You can then reattach to your screen session above by typing screen -r, and you will be back where you were. So if you lose your network connection after working through screen, you can recover your session by doing,

$ ssh mb325@feynman.hpc.susx.ac.uk

[mb325@feynman]:~/ $ screen -r

# And then I'll see the below, which was my terminal output before I
# got disconnected.

[mb325@feynman]:~/ $ qlogin -q interactive.q
Your job 3458090 ("QLOGIN") has been submitted
waiting for interactive job to be scheduled ...
Your interactive job 3458090 has been successfully scheduled.
Establishing /cm/shared/apps/sge/current/cm/qlogin_wrapper session to
host node115.cm.cluster ...
Last login: Wed Jul 16 12:09:37 2014 from feynman.cm.cluster
[mb325@node115]:~/ $

Running multi-core or high-memory workloads interactively

If you wish to run a multi-threaded, or do some multi-process work interactively, you can request more slots be assigned to your interactive session just like when doing parallel work in batch Parallel Jobs,

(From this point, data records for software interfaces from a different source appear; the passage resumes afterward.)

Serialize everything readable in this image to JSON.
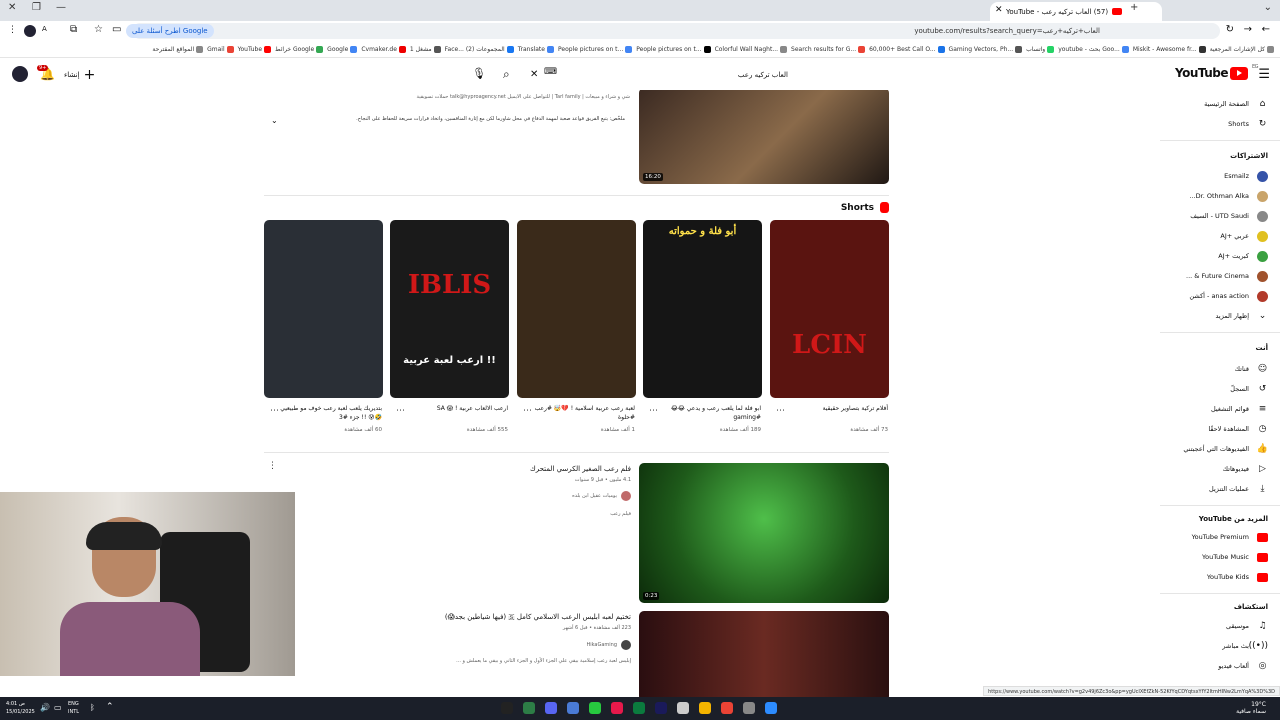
{
  "browser": {
    "tab_title": "(57) العاب تركيه رعب - YouTube",
    "url": "youtube.com/results?search_query=العاب+تركيه+رعب",
    "google_chip": "اطرح أسئلة على Google",
    "bookmarks": [
      "كل الإشارات المرجعية",
      "Miskit - Awesome fr...",
      "youtube - بحث Goo...",
      "واتساب",
      "Gaming Vectors, Ph...",
      "60,000+ Best Call O...",
      "Search results for G...",
      "Colorful Wall Naght...",
      "People pictures on t...",
      "People pictures on t...",
      "Translate",
      "Face... (2) المجموعات",
      "مشغل 1",
      "Cvmaker.de",
      "Google",
      "خرائط Google",
      "YouTube",
      "Gmail",
      "المواقع المقترحة"
    ]
  },
  "header": {
    "logo_text": "YouTube",
    "logo_region": "EG",
    "search_value": "العاب تركيه رعب",
    "create_label": "إنشاء",
    "notif_count": "9+"
  },
  "sidebar": {
    "home": "الصفحة الرئيسية",
    "shorts": "Shorts",
    "subs_header": "الاشتراكات",
    "subs": [
      {
        "name": "Esmailz",
        "color": "#3553a8"
      },
      {
        "name": "Dr. Othman Alka...",
        "color": "#c9a46a"
      },
      {
        "name": "UTD Saudi - السيف",
        "color": "#888888"
      },
      {
        "name": "عربي +AJ",
        "color": "#e0c020"
      },
      {
        "name": "كبريت +AJ",
        "color": "#3aa040"
      },
      {
        "name": "Future Cinema & ...",
        "color": "#a0522d"
      },
      {
        "name": "anas action - أكشن",
        "color": "#b23a2a"
      }
    ],
    "show_more": "إظهار المزيد",
    "you_header": "أنت",
    "you_items": [
      "قناتك",
      "السجلّ",
      "قوائم التشغيل",
      "المشاهدة لاحقًا",
      "الفيديوهات التي أعجبتني",
      "فيديوهاتك",
      "عمليات التنزيل"
    ],
    "more_from_header": "المزيد من YouTube",
    "more_from": [
      "YouTube Premium",
      "YouTube Music",
      "YouTube Kids"
    ],
    "explore_header": "استكشاف",
    "explore": [
      "موسيقى",
      "بث مباشر",
      "ألعاب فيديو"
    ]
  },
  "main": {
    "top_video": {
      "desc": "شي و شراء و مبيعات | Tarl family | للتواصل على الايميل talk@hyproagency.net حملات تسويقية",
      "ad_text": "ملخّص: يتبع الفريق قواعد صعبة لمهمة الدفاع في محل شاورما لكن مع إثارة المنافسين، واتخاذ قرارات سريعة للحفاظ على النجاح.",
      "duration": "16:20"
    },
    "shorts_header": "Shorts",
    "shorts": [
      {
        "title": "أفلام تركية بتصاوير حقيقية",
        "views": "73 ألف مشاهدة",
        "bg": "#5a1410",
        "overlay": "LCIN"
      },
      {
        "title": "ابو فلة لما يلعب رعب و يدعي 😂😂 #gaming",
        "views": "189 ألف مشاهدة",
        "bg": "#151515",
        "overlay": "أبو فلة و حمواته"
      },
      {
        "title": "لعبة رعب عربية اسلامية ! 💔🤯 #رعب #حلوة",
        "views": "1 ألف مشاهدة",
        "bg": "#3a2a1a",
        "overlay": ""
      },
      {
        "title": "ارعب الالعاب عربية ! 😱 SA",
        "views": "555 ألف مشاهدة",
        "bg": "#1a1a1a",
        "overlay": "IBLIS"
      },
      {
        "title": "بتديريك يلعب لعبة رعب خوف مو طبيعيي 🤣😰 !! جزء #3",
        "views": "60 ألف مشاهدة",
        "bg": "#2a2f36",
        "overlay": ""
      }
    ],
    "shorts_overlay_sub": "ارعب لعبة عربية !!",
    "video2": {
      "title": "فلم رعب الصغير الكرسي المتحرك",
      "meta": "4.1 مليون • قبل 9 سنوات",
      "channel": "يوميات عقيل ابن بلده",
      "badge": "فيلم رعب",
      "duration": "0:23"
    },
    "video3": {
      "title": "تختيم لعبه ابليس الرعب الاسلامي كامل 🇸 (فيها شياطين بجد😱)",
      "meta": "223 ألف مشاهدة • قبل 6 أشهر",
      "channel": "HikaGaming",
      "desc": "إبليس لعبة رعب إسلامية بيقي علي الجزء الأول و الجزء الثاني و بيقي ما يعملش و ..."
    }
  },
  "taskbar": {
    "weather": "19°C",
    "weather_desc": "سماء صافية",
    "lang": "ENG",
    "lang2": "INTL",
    "time": "4:01 ص",
    "date": "15/01/2025"
  },
  "status_url": "https://www.youtube.com/watch?v=g2v49j6Zc3o&pp=ygUcIXEfZkN-52KfYqCDYqtsxYfY2ItmHINw2LmYqA%3D%3D"
}
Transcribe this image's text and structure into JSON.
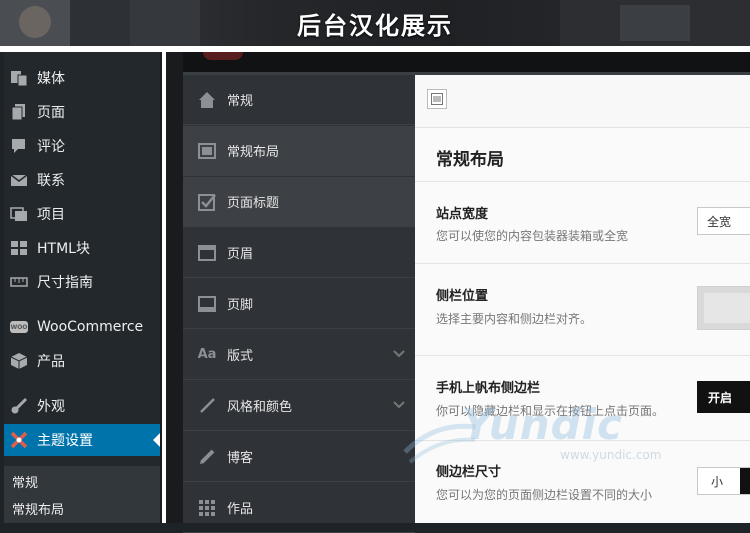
{
  "banner": {
    "title": "后台汉化展示"
  },
  "wp_menu": {
    "items": [
      {
        "label": "媒体",
        "icon": "media-icon"
      },
      {
        "label": "页面",
        "icon": "page-icon"
      },
      {
        "label": "评论",
        "icon": "comment-icon"
      },
      {
        "label": "联系",
        "icon": "mail-icon"
      },
      {
        "label": "项目",
        "icon": "portfolio-icon"
      },
      {
        "label": "HTML块",
        "icon": "html-block-icon"
      },
      {
        "label": "尺寸指南",
        "icon": "ruler-icon"
      },
      {
        "label": "WooCommerce",
        "icon": "woocommerce-icon"
      },
      {
        "label": "产品",
        "icon": "product-box-icon"
      },
      {
        "label": "外观",
        "icon": "brush-icon"
      },
      {
        "label": "主题设置",
        "icon": "theme-settings-icon"
      }
    ],
    "active_index": 10,
    "active_color": "#0073aa",
    "submenu": [
      "常规",
      "常规布局"
    ]
  },
  "ts_nav": {
    "items": [
      {
        "label": "常规",
        "icon": "home-icon"
      },
      {
        "label": "常规布局",
        "icon": "layout-icon"
      },
      {
        "label": "页面标题",
        "icon": "checkbox-icon"
      },
      {
        "label": "页眉",
        "icon": "header-icon"
      },
      {
        "label": "页脚",
        "icon": "footer-icon"
      },
      {
        "label": "版式",
        "icon": "typography-icon",
        "expandable": true
      },
      {
        "label": "风格和颜色",
        "icon": "pen-icon",
        "expandable": true
      },
      {
        "label": "博客",
        "icon": "pencil-icon"
      },
      {
        "label": "作品",
        "icon": "grid-icon"
      }
    ],
    "selected_index": 1
  },
  "content": {
    "section_title": "常规布局",
    "options": [
      {
        "label": "站点宽度",
        "desc": "您可以使您的内容包装器装箱或全宽",
        "control": "全宽"
      },
      {
        "label": "侧栏位置",
        "desc": "选择主要内容和侧边栏对齐。",
        "control": ""
      },
      {
        "label": "手机上帆布侧边栏",
        "desc": "你可以隐藏边栏和显示在按钮上点击页面。",
        "control": "开启"
      },
      {
        "label": "侧边栏尺寸",
        "desc": "您可以为您的页面侧边栏设置不同的大小",
        "control": "小"
      }
    ]
  },
  "watermark": {
    "brand": "Yundic",
    "url": "www.yundic.com"
  }
}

qlogin -q interactive.q -pe openmp 4

where 4 here is the number of cores/slots you want for your job.

Similarly if you only need a single core, but know that you need more memory than a single slot provides (this is at most 4GB), then you should use the same technique so that you aren’t taking memory that should belong to other jobs on the system.